TASK GOAL: Print each record exactly as it appears, but drop the images.

[Dataset excerpts]
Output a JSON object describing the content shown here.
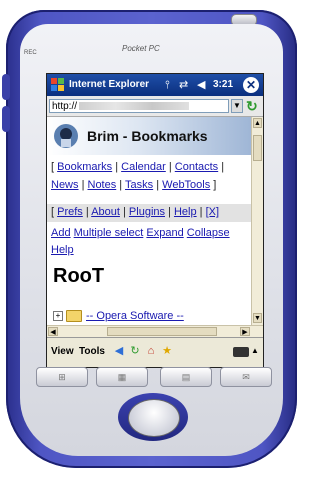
{
  "device": {
    "brand": "Pocket PC",
    "rec_label": "REC"
  },
  "titlebar": {
    "app_title": "Internet Explorer",
    "clock": "3:21",
    "icons": [
      "windows-start-icon",
      "connectivity-icon",
      "network-sync-icon",
      "volume-icon",
      "close-icon"
    ],
    "close_label": "✕"
  },
  "addressbar": {
    "url_prefix": "http://",
    "go_label": "↻"
  },
  "page": {
    "header_title": "Brim - Bookmarks",
    "nav": {
      "bookmarks": "Bookmarks",
      "calendar": "Calendar",
      "contacts": "Contacts",
      "news": "News",
      "notes": "Notes",
      "tasks": "Tasks",
      "webtools": "WebTools"
    },
    "prefs": {
      "prefs": "Prefs",
      "about": "About",
      "plugins": "Plugins",
      "help": "Help",
      "close": "[X]"
    },
    "actions": {
      "add": "Add",
      "multiple_select": "Multiple select",
      "expand": "Expand",
      "collapse": "Collapse",
      "help": "Help"
    },
    "root_title": "RooT",
    "folders": [
      {
        "label": "-- Opera Software --",
        "expander": "+"
      }
    ]
  },
  "menubar": {
    "view": "View",
    "tools": "Tools",
    "icons": [
      "back-icon",
      "refresh-icon",
      "home-icon",
      "favorites-icon",
      "keyboard-icon"
    ]
  },
  "colors": {
    "titlebar": "#0b2f7e",
    "link": "#1a1ab0",
    "device_body": "#4f56c4",
    "scrollbar": "#f1ecd8"
  }
}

RESULT:
Output a JSON object describing the content shown here.
{
  "device": {
    "brand": "Pocket PC",
    "rec_label": "REC"
  },
  "titlebar": {
    "app_title": "Internet Explorer",
    "clock": "3:21",
    "icons": [
      "windows-start-icon",
      "connectivity-icon",
      "network-sync-icon",
      "volume-icon",
      "close-icon"
    ],
    "close_label": "✕"
  },
  "addressbar": {
    "url_prefix": "http://",
    "go_label": "↻"
  },
  "page": {
    "header_title": "Brim - Bookmarks",
    "nav": {
      "bookmarks": "Bookmarks",
      "calendar": "Calendar",
      "contacts": "Contacts",
      "news": "News",
      "notes": "Notes",
      "tasks": "Tasks",
      "webtools": "WebTools"
    },
    "prefs": {
      "prefs": "Prefs",
      "about": "About",
      "plugins": "Plugins",
      "help": "Help",
      "close": "[X]"
    },
    "actions": {
      "add": "Add",
      "multiple_select": "Multiple select",
      "expand": "Expand",
      "collapse": "Collapse",
      "help": "Help"
    },
    "root_title": "RooT",
    "folders": [
      {
        "label": "-- Opera Software --",
        "expander": "+"
      }
    ]
  },
  "menubar": {
    "view": "View",
    "tools": "Tools",
    "icons": [
      "back-icon",
      "refresh-icon",
      "home-icon",
      "favorites-icon",
      "keyboard-icon"
    ]
  },
  "colors": {
    "titlebar": "#0b2f7e",
    "link": "#1a1ab0",
    "device_body": "#4f56c4",
    "scrollbar": "#f1ecd8"
  }
}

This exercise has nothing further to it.